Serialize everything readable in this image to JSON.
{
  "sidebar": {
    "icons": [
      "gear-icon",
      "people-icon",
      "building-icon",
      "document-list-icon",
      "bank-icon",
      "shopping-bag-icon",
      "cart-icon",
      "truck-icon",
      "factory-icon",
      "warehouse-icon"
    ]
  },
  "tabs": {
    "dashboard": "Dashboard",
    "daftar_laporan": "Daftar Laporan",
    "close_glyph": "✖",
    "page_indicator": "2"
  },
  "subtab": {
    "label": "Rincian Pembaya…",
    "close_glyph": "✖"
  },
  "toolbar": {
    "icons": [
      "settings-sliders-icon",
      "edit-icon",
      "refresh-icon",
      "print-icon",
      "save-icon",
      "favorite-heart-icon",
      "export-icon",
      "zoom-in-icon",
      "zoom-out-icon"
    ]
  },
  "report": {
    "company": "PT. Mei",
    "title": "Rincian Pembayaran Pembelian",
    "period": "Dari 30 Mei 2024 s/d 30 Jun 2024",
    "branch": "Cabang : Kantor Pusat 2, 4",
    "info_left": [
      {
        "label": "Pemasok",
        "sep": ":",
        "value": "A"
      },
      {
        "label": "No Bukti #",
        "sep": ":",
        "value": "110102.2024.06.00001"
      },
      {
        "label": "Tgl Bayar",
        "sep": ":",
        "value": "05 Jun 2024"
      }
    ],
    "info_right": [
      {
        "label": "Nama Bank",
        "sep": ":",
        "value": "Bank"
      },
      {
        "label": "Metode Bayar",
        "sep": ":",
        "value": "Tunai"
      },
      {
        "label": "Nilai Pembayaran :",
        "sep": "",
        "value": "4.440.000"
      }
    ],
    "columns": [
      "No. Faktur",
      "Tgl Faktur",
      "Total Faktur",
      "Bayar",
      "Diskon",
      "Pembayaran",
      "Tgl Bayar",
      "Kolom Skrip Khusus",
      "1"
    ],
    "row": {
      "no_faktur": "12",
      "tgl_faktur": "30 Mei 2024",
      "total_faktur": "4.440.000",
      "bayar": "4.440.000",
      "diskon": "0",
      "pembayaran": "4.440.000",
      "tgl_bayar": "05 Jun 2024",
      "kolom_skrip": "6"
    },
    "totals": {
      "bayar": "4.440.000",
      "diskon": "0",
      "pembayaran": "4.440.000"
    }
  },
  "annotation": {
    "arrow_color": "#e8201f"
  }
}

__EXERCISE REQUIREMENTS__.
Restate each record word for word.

__OUTPUT OF THE TASK__.
Serialize everything readable in this image to JSON.
{
  "sidebar": {
    "icons": [
      "gear-icon",
      "people-icon",
      "building-icon",
      "document-list-icon",
      "bank-icon",
      "shopping-bag-icon",
      "cart-icon",
      "truck-icon",
      "factory-icon",
      "warehouse-icon"
    ]
  },
  "tabs": {
    "dashboard": "Dashboard",
    "daftar_laporan": "Daftar Laporan",
    "close_glyph": "✖",
    "page_indicator": "2"
  },
  "subtab": {
    "label": "Rincian Pembaya…",
    "close_glyph": "✖"
  },
  "toolbar": {
    "icons": [
      "settings-sliders-icon",
      "edit-icon",
      "refresh-icon",
      "print-icon",
      "save-icon",
      "favorite-heart-icon",
      "export-icon",
      "zoom-in-icon",
      "zoom-out-icon"
    ]
  },
  "report": {
    "company": "PT. Mei",
    "title": "Rincian Pembayaran Pembelian",
    "period": "Dari 30 Mei 2024 s/d 30 Jun 2024",
    "branch": "Cabang : Kantor Pusat 2, 4",
    "info_left": [
      {
        "label": "Pemasok",
        "sep": ":",
        "value": "A"
      },
      {
        "label": "No Bukti #",
        "sep": ":",
        "value": "110102.2024.06.00001"
      },
      {
        "label": "Tgl Bayar",
        "sep": ":",
        "value": "05 Jun 2024"
      }
    ],
    "info_right": [
      {
        "label": "Nama Bank",
        "sep": ":",
        "value": "Bank"
      },
      {
        "label": "Metode Bayar",
        "sep": ":",
        "value": "Tunai"
      },
      {
        "label": "Nilai Pembayaran :",
        "sep": "",
        "value": "4.440.000"
      }
    ],
    "columns": [
      "No. Faktur",
      "Tgl Faktur",
      "Total Faktur",
      "Bayar",
      "Diskon",
      "Pembayaran",
      "Tgl Bayar",
      "Kolom Skrip Khusus",
      "1"
    ],
    "row": {
      "no_faktur": "12",
      "tgl_faktur": "30 Mei 2024",
      "total_faktur": "4.440.000",
      "bayar": "4.440.000",
      "diskon": "0",
      "pembayaran": "4.440.000",
      "tgl_bayar": "05 Jun 2024",
      "kolom_skrip": "6"
    },
    "totals": {
      "bayar": "4.440.000",
      "diskon": "0",
      "pembayaran": "4.440.000"
    }
  },
  "annotation": {
    "arrow_color": "#e8201f"
  }
}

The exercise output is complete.